EXTRACTED INFORMATION:
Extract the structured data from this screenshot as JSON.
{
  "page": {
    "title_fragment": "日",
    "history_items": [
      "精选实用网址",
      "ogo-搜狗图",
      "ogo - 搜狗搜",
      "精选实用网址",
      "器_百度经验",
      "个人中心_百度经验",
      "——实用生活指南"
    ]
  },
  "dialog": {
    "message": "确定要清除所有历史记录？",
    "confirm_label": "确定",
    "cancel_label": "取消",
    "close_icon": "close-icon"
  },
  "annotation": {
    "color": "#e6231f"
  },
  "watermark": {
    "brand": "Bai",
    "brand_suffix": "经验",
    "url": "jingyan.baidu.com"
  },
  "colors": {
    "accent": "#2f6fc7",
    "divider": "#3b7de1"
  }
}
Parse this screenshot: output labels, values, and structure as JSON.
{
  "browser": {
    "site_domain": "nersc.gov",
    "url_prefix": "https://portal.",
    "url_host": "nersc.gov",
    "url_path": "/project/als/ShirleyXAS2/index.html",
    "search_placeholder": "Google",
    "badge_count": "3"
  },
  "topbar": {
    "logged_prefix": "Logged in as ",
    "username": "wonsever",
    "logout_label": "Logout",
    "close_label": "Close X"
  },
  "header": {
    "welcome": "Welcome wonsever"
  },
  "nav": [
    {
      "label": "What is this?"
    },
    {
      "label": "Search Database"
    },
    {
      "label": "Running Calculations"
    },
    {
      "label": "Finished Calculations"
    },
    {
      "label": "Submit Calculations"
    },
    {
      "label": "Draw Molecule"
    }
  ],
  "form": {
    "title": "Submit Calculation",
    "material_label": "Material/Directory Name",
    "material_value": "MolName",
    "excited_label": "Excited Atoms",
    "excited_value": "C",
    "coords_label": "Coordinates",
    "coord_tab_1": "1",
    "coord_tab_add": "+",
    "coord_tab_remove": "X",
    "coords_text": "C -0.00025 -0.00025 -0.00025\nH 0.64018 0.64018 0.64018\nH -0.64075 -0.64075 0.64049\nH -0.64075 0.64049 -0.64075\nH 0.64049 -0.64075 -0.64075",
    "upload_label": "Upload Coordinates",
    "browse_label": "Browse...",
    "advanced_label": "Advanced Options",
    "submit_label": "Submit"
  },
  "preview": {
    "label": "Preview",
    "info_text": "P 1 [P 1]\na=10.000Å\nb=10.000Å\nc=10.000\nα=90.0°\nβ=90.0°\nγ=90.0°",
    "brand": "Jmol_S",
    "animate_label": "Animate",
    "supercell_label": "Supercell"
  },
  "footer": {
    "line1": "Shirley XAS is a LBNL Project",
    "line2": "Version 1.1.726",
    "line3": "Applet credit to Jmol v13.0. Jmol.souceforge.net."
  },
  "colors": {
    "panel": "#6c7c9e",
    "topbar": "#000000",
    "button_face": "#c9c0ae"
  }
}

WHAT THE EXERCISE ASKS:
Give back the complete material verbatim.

SOLVED PROBLEM:
Extract the structured data from this screenshot as JSON.
{
  "page": {
    "title_fragment": "日",
    "history_items": [
      "精选实用网址",
      "ogo-搜狗图",
      "ogo - 搜狗搜",
      "精选实用网址",
      "器_百度经验",
      "个人中心_百度经验",
      "——实用生活指南"
    ]
  },
  "dialog": {
    "message": "确定要清除所有历史记录？",
    "confirm_label": "确定",
    "cancel_label": "取消",
    "close_icon": "close-icon"
  },
  "annotation": {
    "color": "#e6231f"
  },
  "watermark": {
    "brand": "Bai",
    "brand_suffix": "经验",
    "url": "jingyan.baidu.com"
  },
  "colors": {
    "accent": "#2f6fc7",
    "divider": "#3b7de1"
  }
}
Parse this screenshot: output labels, values, and structure as JSON.
{
  "browser": {
    "site_domain": "nersc.gov",
    "url_prefix": "https://portal.",
    "url_host": "nersc.gov",
    "url_path": "/project/als/ShirleyXAS2/index.html",
    "search_placeholder": "Google",
    "badge_count": "3"
  },
  "topbar": {
    "logged_prefix": "Logged in as ",
    "username": "wonsever",
    "logout_label": "Logout",
    "close_label": "Close X"
  },
  "header": {
    "welcome": "Welcome wonsever"
  },
  "nav": [
    {
      "label": "What is this?"
    },
    {
      "label": "Search Database"
    },
    {
      "label": "Running Calculations"
    },
    {
      "label": "Finished Calculations"
    },
    {
      "label": "Submit Calculations"
    },
    {
      "label": "Draw Molecule"
    }
  ],
  "form": {
    "title": "Submit Calculation",
    "material_label": "Material/Directory Name",
    "material_value": "MolName",
    "excited_label": "Excited Atoms",
    "excited_value": "C",
    "coords_label": "Coordinates",
    "coord_tab_1": "1",
    "coord_tab_add": "+",
    "coord_tab_remove": "X",
    "coords_text": "C -0.00025 -0.00025 -0.00025\nH 0.64018 0.64018 0.64018\nH -0.64075 -0.64075 0.64049\nH -0.64075 0.64049 -0.64075\nH 0.64049 -0.64075 -0.64075",
    "upload_label": "Upload Coordinates",
    "browse_label": "Browse...",
    "advanced_label": "Advanced Options",
    "submit_label": "Submit"
  },
  "preview": {
    "label": "Preview",
    "info_text": "P 1 [P 1]\na=10.000Å\nb=10.000Å\nc=10.000\nα=90.0°\nβ=90.0°\nγ=90.0°",
    "brand": "Jmol_S",
    "animate_label": "Animate",
    "supercell_label": "Supercell"
  },
  "footer": {
    "line1": "Shirley XAS is a LBNL Project",
    "line2": "Version 1.1.726",
    "line3": "Applet credit to Jmol v13.0. Jmol.souceforge.net."
  },
  "colors": {
    "panel": "#6c7c9e",
    "topbar": "#000000",
    "button_face": "#c9c0ae"
  }
}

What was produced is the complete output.